Over the course of this project, I learned some organizational techniques which I shared in the corresponding posts, and discovered quite a few materials (beads, mostly) that I had completely forgotten I even had. Some stripped screws stood between me and converting my craft table into a computer desk, but I took off one of the leaves to open up the back and am using it as a desk anyway. :P I also found new ways to approach organizing, and picked up some great new storage! There are still a few things I want to do with it, but I declare it "done enough". So, without further ado, here are my "after" photos...

New crafting area! I use my old computer desk (an antique writing desk that's been in the family for four generations now) as a crafting surface. I have my digital photo frame set up, along with a bucket for dry-erase pens and my DIY lightbox for taking photos. Some notes are taped to the wall.
POV of my crafting area. The glowy blue thing on the left is the photo frame. I have some wonderful light now, and can go directly from crafting to shooting product photos.
My little photo studio, now in a semi-permanent spot on the crafting desk. Also featured: a sneak-peek of a pair of feather earrings that I don't have listed yet. ;)
The newly cleaned-out and organized closet. I put the antique sewing cabinet thingy in there, but to open it, I'll need to pull it out, so I may need to find a different home for it. It has all my tools in it, sorted by function within its drawers. Speaking of drawers, I have my new bead-drawers stacked, too, and there are still a few boxes that I haven't gone through yet. I plan to screw jar lids to the underside of the cabinet so I can have extra storage there, and I saved the leaf from the table to salvage for more shelving.
Mounted on the outside closet door is a white board that's just been hanging out on my desk since Christmas. I have a Twitter promotion calendar with related hashtags to use, and a list of meals to make for the week is held on by a magnet. Side note: just the small, simple task of planning out the week's menu every week has been a huge time-saver for me, and we're eating healthy meals at home more often.
Finally, my revamped computer station. I minimized the surface area so that it'll be easier to dust, and the table is at a better spot for my wrists when using the mouse and keyboard. I have my little microbe plushie keeping me company, and my daughter added her own touch - a vintage My Little Pony that I saved for her from my own childhood toy collection. There's another MLP on my craft table, as pictured above. I have my printer behind the monitor, out of the way.
Like I said, there are a few other things I eventually want to do with the space (the wall above my crafting area, in particular, is just crying out for some sort of decoration), but it's good enough for right now! :) Hopefully this has been an inspiration to someone out there who has been looking to revamp their own craft room; if nothing else, I have photographic evidence of how bad it used to be, haha.

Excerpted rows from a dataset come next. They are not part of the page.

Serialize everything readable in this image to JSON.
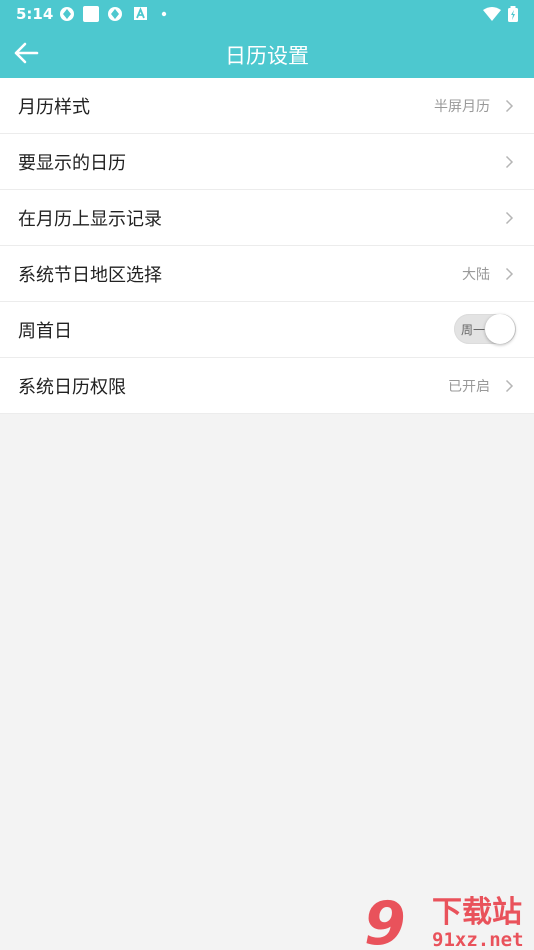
{
  "status_bar": {
    "time": "5:14",
    "left_icons": [
      "aperture-icon",
      "square-icon",
      "aperture-icon",
      "a-box-icon",
      "dot-icon"
    ],
    "right_icons": [
      "wifi-icon",
      "battery-icon"
    ]
  },
  "app_bar": {
    "back_icon": "arrow-left-icon",
    "title": "日历设置"
  },
  "settings": [
    {
      "label": "月历样式",
      "value": "半屏月历"
    },
    {
      "label": "要显示的日历",
      "value": ""
    },
    {
      "label": "在月历上显示记录",
      "value": ""
    },
    {
      "label": "系统节日地区选择",
      "value": "大陆"
    },
    {
      "label": "周首日",
      "toggle_text": "周一"
    },
    {
      "label": "系统日历权限",
      "value": "已开启"
    }
  ],
  "watermark": {
    "logo_mark": "9",
    "title": "下载站",
    "domain": "91xz.net"
  },
  "colors": {
    "accent": "#4dc8cf",
    "background": "#f3f3f3",
    "row_bg": "#ffffff",
    "label_text": "#222222",
    "value_text": "#999999",
    "watermark_red": "#e8404a"
  }
}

Update, 7/1/15: I finally went through two of the boxes that were still in the closet, and they were full of seed beads from my grandma. Check it out:

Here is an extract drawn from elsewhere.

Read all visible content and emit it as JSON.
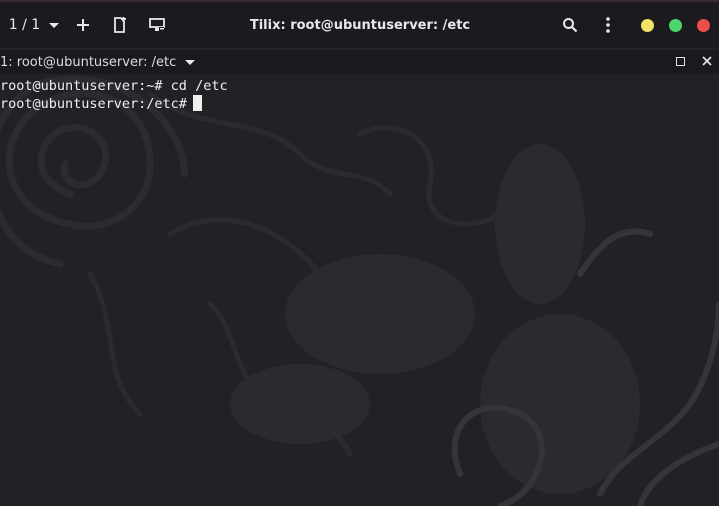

Baggies and shower hooks from the local dollar store. Beads are (mostly) organized by color, with a separate hook for some very sparkly beads in (relatively) small quantities. Off to the left are some other materials that were in the boxes, mostly shells.

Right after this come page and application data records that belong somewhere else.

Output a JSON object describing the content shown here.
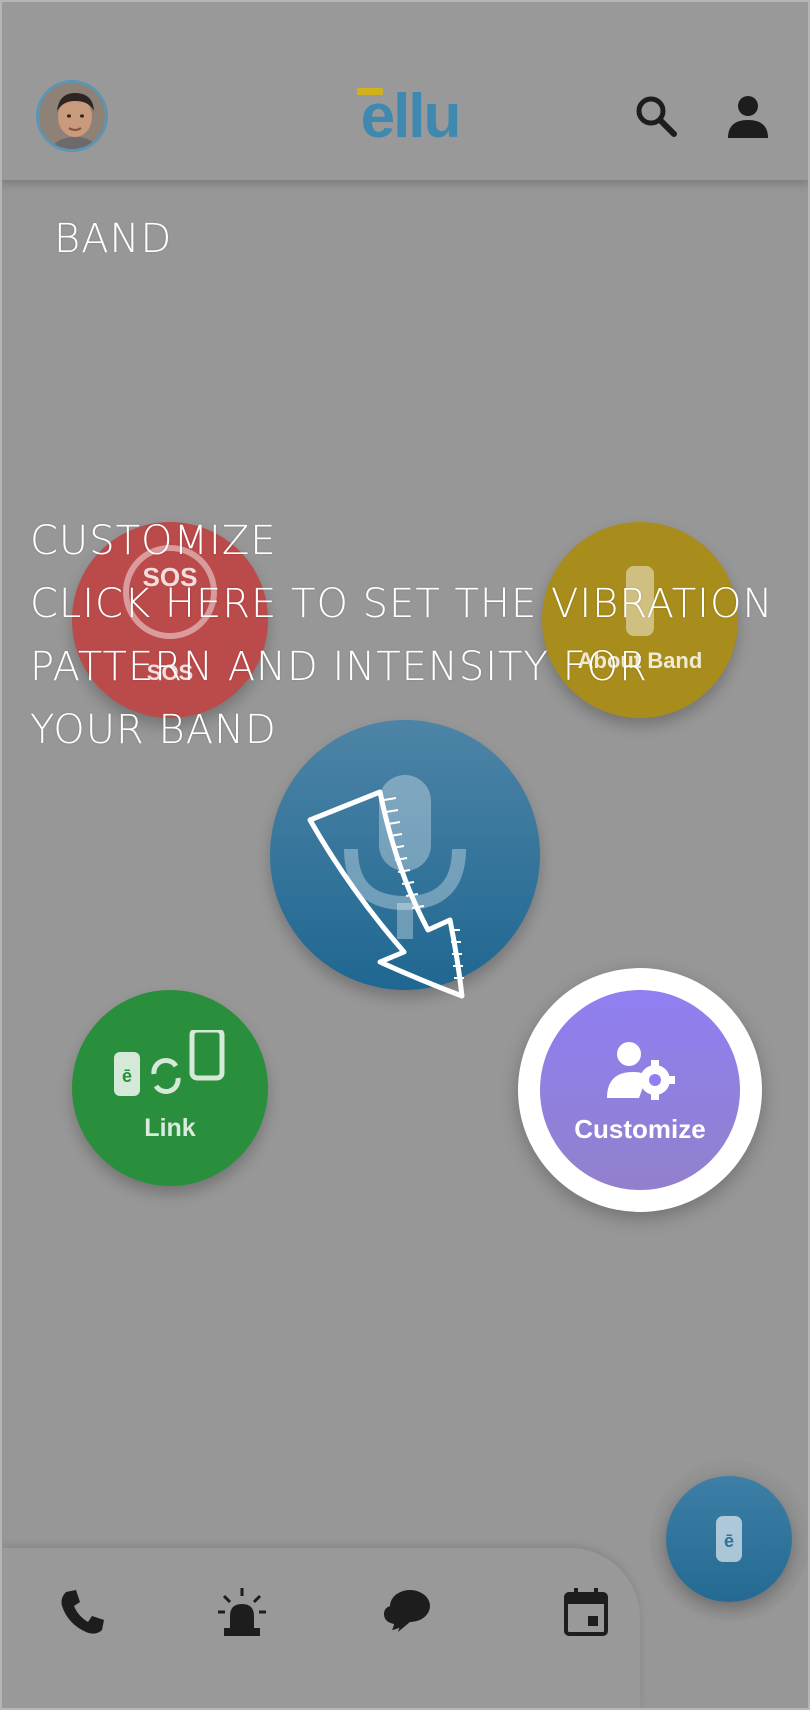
{
  "app": {
    "logo_text": "ellu",
    "brand_colors": {
      "logo_blue": "#3f88b0",
      "logo_bar": "#d3b11a"
    }
  },
  "header": {
    "avatar_icon": "user-avatar",
    "search_icon": "search-icon",
    "profile_icon": "person-icon"
  },
  "coach": {
    "top_label": "BAND",
    "title": "CUSTOMIZE",
    "line1": "CLICK HERE TO SET THE VIBRATION",
    "line2": "PATTERN AND INTENSITY FOR",
    "line3": "YOUR BAND"
  },
  "circles": {
    "sos": {
      "icon_text": "SOS",
      "label": "SOS",
      "color": "#bb4a4a"
    },
    "about": {
      "label": "About Band",
      "color": "#a88c1c"
    },
    "mic": {
      "color": "#2a6f99"
    },
    "link": {
      "label": "Link",
      "color": "#2a8f3c"
    },
    "customize": {
      "label": "Customize",
      "color": "#8f7ff2"
    }
  },
  "bottom_nav": {
    "items": [
      {
        "icon": "phone-icon"
      },
      {
        "icon": "alarm-light-icon"
      },
      {
        "icon": "chat-icon"
      },
      {
        "icon": "calendar-icon"
      }
    ],
    "fab_text": "ē"
  }
}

If you have your own great organization tips, please share in the comments! :)

Related Posts:
Craft Space Overhaul! Part 1
Craft Space Overhaul! Part 2
Craft Space Overhaul! Part 3
Craft Space Overhaul! Part 4